  • Members of Salicaceae (Cottonwoods, Aspens, Poplars, Willows) and Betulaceae (Alders, Birch) dominate the yellow palate of our PNW hillsides. These species begin turning in September and their colors will persist, depending on rain and wind, until late October.
  • Larch (Larix) is our only deciduous conifer in the PNW. Depending on elevation, Larch will begin turning between the first and third weeks of October.
  • Bracken Fern (Pteridium aquilinum) and Thimbleberry (Rubus parviflorus) also maintain a substantial degree of yellowness early in the fall before turning pale brown in October.

Red:

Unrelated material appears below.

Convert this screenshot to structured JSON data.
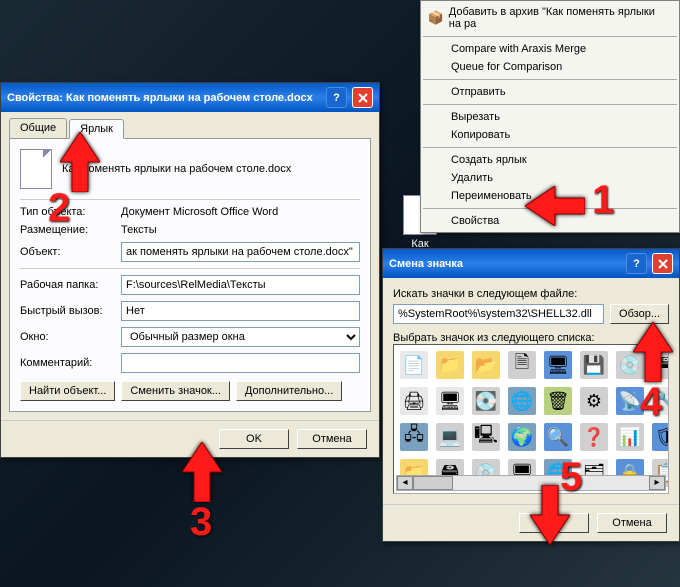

  • Red fall foliage in western Montana is largely restricted to the understory.
  • Ericaceous shrubs such as Huckleberries (Vaccinium) change color depending on sun exposure. On exposed hillsides, they’ll be red before August, while in dense forests, they may only begin changing in October.
  • Rosaceous shrubs such as Oceanspray (Holoduscus), Ninebark (Physocarpus), Spiraea, Hawthorn (Crataegus), and Rose (Rosa) also tend to go through a red phase in their color change. While some of these species appear to start early (September), most of their change will persist well into October and even November.
  • Red-osier Dogwood (Cornus sericea) has an interesting color change. Here in the riparian areas of Western Montana, they appear to go through a green and maroon phase, which is quite lovely, before losing their leaves entirely. Fortunately, even after losing their leaves, these shrubs have phenomenal red stems that definitely supplement the colors of fall.
  • Maple (Acer) also go through a red phase here in western Montana. These native species appear to have dropped most of their leaves by mid-October.

Species with little color change:

  • I’ve noticed several dominant deciduous trees and shrubs that don’t appear to change color considerably with the seasons. Of these, Ceanothus and Symphoricarpos are the most abundant.
  • Ceanothus tends to keep its green foliage throughout the year or turn straight to brown in the fall.
  • Snowberries (Symphoricarpos) appear to do a variety of things, but here in western Montana, they generally drop their leaves quickly without much ado.

Anthaxia (Melanthaxia) Buprestidae

Glacier National Park, MT
June 23, 2014
Robert Niese

These tiny wood borers (9mm long) are found abundantly in flower heads throughout the summer here in Montana.